There is still division of medical opinion about the safety of sexual intercourse during pregnancy. A small segment of physicians forbid it throughout the nine months—an unnecessary and impractical recommendation, in my view. Others urge that it be omitted during the days of the month when the first few menstrual periods would be due. In the absence of vaginal bleeding or a history of repeated miscarriages, sexual intercourse is permissible, desirable, and safe at any time during pregnancy until four weeks before the expected delivery date—unless, of course, there has been premature rupture of the membranes. Coital frequency during gestation is wholly a matter of the desire of the two marital partners, which naturally varies markedly from couple to couple. Position during coitus may have to be modified as pregnancy progresses; many women find it more comfortable astride the man or lying on the side. If there is vaginal discomfort preliminary lubrication by one or both with Vaseline or cold cream may be helpful. When there is any staining or bleeding after sexual intercourse, abandon complete sex relations until you see your doctor. Under such circumstances intercourse between the thighs may be temporarily substituted.

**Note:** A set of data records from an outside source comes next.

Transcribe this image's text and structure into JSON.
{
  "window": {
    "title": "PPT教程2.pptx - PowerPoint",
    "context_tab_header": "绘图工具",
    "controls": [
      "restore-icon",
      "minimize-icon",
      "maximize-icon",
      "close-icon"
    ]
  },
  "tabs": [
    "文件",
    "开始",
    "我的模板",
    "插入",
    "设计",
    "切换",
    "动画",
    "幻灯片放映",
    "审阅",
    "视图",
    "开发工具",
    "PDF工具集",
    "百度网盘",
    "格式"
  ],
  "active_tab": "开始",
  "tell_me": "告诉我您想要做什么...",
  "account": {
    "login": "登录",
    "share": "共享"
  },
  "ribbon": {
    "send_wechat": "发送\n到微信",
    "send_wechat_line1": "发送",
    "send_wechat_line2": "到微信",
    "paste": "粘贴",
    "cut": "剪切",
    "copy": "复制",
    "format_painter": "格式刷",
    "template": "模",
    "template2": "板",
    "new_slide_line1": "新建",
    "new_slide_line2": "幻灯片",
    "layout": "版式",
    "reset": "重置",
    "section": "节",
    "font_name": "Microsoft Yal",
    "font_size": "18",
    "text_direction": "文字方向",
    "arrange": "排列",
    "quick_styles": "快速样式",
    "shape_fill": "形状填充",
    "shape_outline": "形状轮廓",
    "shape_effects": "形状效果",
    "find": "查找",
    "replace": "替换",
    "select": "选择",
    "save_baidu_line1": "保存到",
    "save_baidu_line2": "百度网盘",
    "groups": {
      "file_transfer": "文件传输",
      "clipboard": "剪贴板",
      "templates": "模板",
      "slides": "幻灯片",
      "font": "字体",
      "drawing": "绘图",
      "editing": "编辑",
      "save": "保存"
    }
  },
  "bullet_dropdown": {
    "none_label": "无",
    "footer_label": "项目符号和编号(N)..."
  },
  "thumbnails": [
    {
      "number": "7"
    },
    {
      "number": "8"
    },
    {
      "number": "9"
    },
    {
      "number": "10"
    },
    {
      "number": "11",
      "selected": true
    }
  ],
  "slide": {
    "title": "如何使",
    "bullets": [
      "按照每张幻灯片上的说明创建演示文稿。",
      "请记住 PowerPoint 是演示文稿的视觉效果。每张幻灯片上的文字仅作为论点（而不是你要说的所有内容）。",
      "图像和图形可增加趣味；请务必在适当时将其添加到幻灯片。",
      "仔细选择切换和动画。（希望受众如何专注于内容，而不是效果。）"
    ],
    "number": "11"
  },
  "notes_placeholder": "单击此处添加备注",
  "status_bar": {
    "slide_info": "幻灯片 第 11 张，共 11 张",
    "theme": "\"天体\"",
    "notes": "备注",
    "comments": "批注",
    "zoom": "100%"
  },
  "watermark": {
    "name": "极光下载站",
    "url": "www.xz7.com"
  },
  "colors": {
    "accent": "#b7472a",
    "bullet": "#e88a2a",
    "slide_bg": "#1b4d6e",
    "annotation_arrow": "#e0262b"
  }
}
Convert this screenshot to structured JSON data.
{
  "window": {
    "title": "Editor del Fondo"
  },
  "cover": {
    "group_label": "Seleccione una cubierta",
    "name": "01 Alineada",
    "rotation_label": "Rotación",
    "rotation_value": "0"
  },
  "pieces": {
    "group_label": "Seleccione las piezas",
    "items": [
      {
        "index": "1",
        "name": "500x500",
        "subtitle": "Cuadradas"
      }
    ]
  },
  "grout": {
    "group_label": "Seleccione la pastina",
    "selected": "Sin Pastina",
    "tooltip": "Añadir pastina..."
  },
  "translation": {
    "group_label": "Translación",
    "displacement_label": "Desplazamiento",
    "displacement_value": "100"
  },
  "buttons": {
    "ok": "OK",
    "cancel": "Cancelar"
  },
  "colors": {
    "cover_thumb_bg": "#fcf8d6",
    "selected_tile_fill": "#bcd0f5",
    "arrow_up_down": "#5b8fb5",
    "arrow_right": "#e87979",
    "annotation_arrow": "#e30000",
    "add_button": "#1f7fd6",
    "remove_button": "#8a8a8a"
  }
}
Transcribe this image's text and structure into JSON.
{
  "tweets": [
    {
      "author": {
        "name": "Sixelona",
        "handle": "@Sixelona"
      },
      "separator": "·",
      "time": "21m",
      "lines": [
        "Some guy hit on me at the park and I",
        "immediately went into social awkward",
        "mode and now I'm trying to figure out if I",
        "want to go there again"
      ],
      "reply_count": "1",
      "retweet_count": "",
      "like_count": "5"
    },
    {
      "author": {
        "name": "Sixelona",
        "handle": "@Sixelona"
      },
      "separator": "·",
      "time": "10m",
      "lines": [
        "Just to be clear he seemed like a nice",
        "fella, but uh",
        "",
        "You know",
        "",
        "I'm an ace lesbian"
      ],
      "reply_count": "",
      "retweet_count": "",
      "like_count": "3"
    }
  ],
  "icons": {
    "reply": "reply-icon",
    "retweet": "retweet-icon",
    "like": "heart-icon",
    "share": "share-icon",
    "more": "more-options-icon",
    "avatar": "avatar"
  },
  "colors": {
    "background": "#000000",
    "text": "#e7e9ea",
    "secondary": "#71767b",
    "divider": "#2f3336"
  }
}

Obviously, contraceptives need not be used during pregnancy. As has been mentioned previously in this article, douching after intercourse is unnecessary, but the fact that a woman is pregnant does not make it unsafe.

Smoking and Drinking

Smoking during pregnancy is no more or less injurious for the mother than smoking when not pregnant. We are not so sure about the fetus. It is known that some substance from the tobacco smoke, probably nicotine, passes from the mother’s blood-stream to the infant’s via the placenta. The result is a temporary and harmless speeding up of the baby’s heart rate. However, recent studies by the great collaborative Child Development Study financed by the National Institutes of Health suggest that the size of the infant is affected by the mother’s smoking more or less in proportion to the number of cigarettes she smokes per day. The study indicates that the heavy cigarette smoker is more likely to have a very small or even premature-sized baby than is the non-smoker.

There is no logical reason to prohibit the moderate use of alcohol during pregnancy to the patient who enjoys and tolerates it. Alcohol diffuses rapidly across the placenta and soon attains equilibrium in the two circulations. This knowledge may dissuade the pregnant woman from taking just one more, since she cannot know and never will know whether her fetus will enjoy the additional drink as much as she thinks she may. It is to be remembered that alcohol is rich in calories, so that the pregnant woman who is gaining too rapidly had best omit or strictly limit its consumption. Such patients should be cognizant of the fact that ordinarily straight liquor has fewer calories than fancy cocktails or beer. If a patient develops any tendency to high blood pressure during pregnancy, her doctor is likely to put her strictly on the water wagon.